To what extent is suicide a problem in our community?
It’s a big problem. I think this year alone, we’ve heard about six cases where people committed suicide. I’m sure people have heard of more. I remember at one point it was happening more in the Vaal [region] because there were such high violence rates happening in the area.
Does internalised homophobia play a big role in our mental health?
Yes, it’s a big one. The coming out to self is the most difficult. That ties into the theme of self-care, self-love and just realising that you are adequate and enough. Accepting who you are is very important but very difficult, especially given people’s different challenges. Some people may be Muslim, they may be Christian, where families can be very forward about how homophobic they are and how it is wrong according to God. So, someone might feel that there’s something wrong with them. Some go as far as living heterosexual lives because they just cannot get to a level of accepting themselves. And some of those people might even become violent to people who are openly queer because of that anger of other people having gone past that stage, that they could not go past.

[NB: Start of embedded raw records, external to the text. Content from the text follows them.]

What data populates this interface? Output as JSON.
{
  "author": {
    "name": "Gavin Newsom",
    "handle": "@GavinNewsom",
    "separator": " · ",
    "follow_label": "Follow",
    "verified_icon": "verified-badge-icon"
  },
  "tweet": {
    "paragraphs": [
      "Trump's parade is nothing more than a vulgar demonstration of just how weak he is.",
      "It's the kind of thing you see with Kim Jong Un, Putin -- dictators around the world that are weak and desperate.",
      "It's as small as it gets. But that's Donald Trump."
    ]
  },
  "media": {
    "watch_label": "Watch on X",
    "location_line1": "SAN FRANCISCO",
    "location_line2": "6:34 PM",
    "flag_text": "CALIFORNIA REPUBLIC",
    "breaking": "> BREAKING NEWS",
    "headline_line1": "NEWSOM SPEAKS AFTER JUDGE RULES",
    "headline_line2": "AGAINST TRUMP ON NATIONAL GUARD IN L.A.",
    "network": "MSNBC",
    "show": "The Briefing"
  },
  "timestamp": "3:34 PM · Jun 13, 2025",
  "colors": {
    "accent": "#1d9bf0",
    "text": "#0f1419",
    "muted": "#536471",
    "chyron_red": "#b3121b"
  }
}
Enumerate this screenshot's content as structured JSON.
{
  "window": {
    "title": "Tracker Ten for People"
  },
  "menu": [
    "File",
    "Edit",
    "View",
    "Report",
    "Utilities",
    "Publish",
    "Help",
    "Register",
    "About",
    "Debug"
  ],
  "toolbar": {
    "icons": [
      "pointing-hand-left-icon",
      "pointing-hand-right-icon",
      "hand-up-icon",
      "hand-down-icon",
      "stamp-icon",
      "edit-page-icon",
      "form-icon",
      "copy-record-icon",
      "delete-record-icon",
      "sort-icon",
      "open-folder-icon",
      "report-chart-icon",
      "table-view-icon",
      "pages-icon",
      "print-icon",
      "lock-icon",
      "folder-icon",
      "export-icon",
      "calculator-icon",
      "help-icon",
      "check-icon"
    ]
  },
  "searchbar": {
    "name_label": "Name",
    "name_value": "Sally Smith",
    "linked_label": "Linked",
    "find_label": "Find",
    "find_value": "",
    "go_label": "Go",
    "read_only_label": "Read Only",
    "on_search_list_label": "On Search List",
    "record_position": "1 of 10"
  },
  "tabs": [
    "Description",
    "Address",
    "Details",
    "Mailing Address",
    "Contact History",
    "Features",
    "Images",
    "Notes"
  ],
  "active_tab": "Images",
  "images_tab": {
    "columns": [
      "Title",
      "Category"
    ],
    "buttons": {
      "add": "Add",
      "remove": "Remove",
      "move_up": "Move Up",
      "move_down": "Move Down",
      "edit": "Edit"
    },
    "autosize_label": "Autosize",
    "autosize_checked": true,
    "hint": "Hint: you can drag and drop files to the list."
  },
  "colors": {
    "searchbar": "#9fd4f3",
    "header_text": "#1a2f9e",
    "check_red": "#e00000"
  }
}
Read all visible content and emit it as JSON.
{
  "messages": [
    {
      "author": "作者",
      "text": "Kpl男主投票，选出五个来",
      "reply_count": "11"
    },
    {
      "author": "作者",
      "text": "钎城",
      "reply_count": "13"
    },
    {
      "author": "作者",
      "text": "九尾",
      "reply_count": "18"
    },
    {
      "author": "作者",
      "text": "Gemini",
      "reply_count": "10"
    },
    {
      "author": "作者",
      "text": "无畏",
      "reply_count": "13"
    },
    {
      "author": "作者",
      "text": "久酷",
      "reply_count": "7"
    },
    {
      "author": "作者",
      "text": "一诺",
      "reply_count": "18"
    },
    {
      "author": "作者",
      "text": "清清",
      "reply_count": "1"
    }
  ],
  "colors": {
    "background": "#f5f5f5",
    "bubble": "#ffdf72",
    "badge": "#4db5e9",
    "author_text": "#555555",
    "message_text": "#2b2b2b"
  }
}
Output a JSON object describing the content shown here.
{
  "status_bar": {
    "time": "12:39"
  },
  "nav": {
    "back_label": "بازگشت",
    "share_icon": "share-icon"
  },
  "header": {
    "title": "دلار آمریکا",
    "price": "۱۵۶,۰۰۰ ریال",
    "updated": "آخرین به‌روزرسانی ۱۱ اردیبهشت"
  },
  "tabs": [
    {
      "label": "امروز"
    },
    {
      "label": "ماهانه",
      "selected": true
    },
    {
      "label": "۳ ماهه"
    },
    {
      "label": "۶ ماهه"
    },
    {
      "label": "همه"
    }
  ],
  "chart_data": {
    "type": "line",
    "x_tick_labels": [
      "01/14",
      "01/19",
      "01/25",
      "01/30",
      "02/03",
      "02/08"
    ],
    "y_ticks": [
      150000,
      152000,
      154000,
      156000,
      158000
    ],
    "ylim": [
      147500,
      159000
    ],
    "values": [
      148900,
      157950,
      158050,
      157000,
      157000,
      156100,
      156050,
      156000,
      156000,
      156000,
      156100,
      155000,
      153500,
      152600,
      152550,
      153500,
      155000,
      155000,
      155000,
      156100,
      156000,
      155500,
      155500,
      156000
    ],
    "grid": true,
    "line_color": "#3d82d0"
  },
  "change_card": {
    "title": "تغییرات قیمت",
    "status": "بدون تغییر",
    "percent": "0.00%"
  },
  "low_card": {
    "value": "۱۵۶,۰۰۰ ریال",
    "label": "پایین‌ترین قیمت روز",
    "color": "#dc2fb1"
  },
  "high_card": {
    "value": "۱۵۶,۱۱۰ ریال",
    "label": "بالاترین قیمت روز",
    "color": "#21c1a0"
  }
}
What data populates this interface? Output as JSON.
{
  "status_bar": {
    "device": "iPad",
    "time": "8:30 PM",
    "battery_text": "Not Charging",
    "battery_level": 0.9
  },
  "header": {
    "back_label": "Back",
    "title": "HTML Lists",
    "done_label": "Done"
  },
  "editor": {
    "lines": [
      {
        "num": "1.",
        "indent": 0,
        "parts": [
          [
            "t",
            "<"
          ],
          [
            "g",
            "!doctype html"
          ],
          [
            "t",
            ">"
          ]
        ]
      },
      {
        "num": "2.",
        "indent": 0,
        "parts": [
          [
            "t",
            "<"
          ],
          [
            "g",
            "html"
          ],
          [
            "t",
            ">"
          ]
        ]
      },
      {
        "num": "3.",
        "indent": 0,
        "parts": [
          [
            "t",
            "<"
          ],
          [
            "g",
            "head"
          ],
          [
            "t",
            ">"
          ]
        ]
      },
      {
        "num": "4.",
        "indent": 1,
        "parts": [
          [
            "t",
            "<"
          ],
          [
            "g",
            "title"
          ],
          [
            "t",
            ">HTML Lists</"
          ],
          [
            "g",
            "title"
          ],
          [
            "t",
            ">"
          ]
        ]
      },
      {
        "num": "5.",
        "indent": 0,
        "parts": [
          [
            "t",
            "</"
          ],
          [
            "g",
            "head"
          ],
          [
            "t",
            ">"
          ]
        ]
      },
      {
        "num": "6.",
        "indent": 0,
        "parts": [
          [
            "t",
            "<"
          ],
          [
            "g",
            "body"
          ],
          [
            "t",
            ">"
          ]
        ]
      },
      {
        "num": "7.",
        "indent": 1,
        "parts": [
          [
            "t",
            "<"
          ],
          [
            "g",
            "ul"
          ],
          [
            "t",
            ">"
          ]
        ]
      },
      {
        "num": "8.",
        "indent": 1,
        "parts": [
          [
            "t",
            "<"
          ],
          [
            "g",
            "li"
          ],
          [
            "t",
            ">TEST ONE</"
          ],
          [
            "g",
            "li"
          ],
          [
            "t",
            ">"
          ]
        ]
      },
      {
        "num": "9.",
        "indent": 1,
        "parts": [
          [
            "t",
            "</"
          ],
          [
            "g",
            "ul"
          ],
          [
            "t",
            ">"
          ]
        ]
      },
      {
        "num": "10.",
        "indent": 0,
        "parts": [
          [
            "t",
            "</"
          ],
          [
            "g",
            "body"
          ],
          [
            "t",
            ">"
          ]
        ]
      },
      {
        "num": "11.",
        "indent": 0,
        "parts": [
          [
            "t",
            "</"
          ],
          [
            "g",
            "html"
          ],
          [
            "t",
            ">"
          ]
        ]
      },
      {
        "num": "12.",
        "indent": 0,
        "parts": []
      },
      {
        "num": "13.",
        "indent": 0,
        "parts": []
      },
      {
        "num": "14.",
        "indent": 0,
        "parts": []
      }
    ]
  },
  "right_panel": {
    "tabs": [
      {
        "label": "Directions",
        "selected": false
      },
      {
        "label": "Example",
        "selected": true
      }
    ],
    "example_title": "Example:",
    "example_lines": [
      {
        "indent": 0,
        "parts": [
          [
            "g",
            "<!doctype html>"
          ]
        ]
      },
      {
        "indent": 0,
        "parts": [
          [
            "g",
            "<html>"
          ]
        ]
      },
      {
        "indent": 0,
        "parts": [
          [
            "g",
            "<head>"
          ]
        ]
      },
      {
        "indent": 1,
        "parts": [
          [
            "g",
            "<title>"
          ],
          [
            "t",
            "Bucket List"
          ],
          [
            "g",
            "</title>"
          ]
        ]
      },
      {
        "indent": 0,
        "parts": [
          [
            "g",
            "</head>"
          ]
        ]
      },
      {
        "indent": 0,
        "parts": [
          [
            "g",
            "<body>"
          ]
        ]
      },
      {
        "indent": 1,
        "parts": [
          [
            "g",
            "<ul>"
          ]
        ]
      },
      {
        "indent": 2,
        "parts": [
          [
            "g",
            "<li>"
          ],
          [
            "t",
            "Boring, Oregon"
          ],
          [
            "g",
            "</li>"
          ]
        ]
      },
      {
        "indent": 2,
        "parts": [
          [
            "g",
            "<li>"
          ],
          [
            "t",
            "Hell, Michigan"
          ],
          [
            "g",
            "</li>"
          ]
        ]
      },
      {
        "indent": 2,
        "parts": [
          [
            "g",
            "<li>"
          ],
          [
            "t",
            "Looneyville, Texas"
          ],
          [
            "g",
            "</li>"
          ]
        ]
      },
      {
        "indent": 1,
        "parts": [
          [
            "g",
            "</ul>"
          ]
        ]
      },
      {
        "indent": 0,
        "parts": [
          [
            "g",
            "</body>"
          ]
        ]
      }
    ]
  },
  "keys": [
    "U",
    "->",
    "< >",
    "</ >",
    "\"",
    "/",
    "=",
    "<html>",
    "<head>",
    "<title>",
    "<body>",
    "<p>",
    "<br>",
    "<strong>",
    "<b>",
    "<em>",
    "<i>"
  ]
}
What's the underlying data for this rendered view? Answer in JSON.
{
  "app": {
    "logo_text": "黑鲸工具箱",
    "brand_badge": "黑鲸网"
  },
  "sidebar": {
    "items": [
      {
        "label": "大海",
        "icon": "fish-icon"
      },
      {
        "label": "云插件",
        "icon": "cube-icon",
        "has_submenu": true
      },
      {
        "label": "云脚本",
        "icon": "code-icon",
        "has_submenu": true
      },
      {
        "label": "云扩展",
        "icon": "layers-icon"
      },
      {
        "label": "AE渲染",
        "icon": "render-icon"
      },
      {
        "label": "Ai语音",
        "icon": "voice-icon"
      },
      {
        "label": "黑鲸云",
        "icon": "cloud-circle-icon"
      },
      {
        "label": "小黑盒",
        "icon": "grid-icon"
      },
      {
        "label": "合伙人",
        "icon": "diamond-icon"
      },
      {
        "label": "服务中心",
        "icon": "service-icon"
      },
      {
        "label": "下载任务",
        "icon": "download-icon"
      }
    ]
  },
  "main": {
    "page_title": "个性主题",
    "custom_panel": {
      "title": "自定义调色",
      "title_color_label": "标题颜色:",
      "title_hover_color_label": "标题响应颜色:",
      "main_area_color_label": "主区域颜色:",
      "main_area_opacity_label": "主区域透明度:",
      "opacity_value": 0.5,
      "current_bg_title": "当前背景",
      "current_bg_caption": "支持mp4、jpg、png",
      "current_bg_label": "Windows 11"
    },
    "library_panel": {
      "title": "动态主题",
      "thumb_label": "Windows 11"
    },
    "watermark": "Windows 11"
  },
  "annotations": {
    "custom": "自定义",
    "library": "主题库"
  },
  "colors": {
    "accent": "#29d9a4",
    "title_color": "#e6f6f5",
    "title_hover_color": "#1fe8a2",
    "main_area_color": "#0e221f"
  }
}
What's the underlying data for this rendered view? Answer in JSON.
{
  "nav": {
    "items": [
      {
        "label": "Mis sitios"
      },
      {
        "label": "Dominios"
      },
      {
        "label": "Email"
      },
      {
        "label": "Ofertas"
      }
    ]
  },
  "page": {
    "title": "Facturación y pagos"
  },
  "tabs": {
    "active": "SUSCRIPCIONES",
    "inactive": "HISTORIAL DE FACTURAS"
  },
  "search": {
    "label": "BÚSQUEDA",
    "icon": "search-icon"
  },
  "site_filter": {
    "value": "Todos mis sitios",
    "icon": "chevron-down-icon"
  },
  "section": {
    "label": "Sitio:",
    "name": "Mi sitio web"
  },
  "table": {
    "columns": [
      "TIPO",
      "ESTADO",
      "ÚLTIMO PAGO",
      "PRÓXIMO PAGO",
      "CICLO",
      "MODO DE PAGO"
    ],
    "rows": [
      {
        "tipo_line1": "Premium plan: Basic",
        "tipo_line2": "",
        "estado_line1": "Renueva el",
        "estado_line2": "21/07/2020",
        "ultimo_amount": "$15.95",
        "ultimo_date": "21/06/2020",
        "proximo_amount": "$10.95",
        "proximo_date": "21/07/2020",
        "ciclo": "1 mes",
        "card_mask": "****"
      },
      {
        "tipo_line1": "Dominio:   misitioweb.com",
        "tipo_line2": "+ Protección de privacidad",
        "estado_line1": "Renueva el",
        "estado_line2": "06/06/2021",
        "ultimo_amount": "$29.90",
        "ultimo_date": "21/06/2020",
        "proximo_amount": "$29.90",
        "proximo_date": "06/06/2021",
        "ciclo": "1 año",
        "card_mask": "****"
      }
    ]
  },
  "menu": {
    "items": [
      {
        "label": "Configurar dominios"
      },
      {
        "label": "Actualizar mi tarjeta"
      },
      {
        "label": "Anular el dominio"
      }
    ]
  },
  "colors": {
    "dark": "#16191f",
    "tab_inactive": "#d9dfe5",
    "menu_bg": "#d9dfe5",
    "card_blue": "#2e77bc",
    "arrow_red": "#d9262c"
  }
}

Is there enough mental health support for LGBTIQ+ people in South Africa?
No, a big no! For example, since 2019 our organisation has not received any funding. No one has come forward to say we will support you, and we have knocked on many doors. And we are the only organisation that was started specifically for the mental health of queer people. The level of support is very low.
Are mental health professionals generally sensitised about LGBTIQ+ specific issues?
There are many cases where we know people have gone to a psychologist and that psychologist talks to them about conversion [therapy], about “maybe this is not the life that you should be living and maybe you’d not be so depressed if you were heterosexual.” All medical professionals across the board should be sensitised because medical professionals are supposed to be safe spaces for people to go to when they need assistance. We need to make sure that anyone in South Africa can go to any medical professional and be treated with the same level of love and respect.
Do people in our community know where to go for help?
People don’t know where to go. And you know, it’s a pity that the government was not here today because those are some of the things we want to raise; how does the government take that initiative – as much as they will inform people to go out and vote – to inform them where to go for help and say, “these are the numbers to call if you are LGBTIQ+.” The government really needs to come to the party when it comes to making sure that information is disseminated to communities.
How can we improve access to mental health support for LGBTIQ+ people?
Number one is education. Education of communities so that people can identify when they have mental health issues, or when their loved ones have mental health issues. Next is the education of the spaces that people will go into to seek assistance, like the local clinics, the hospitals, the government institutions, the doctors and psychologists; everyone needs to be educated on the existence of this so that we can all be there for one another.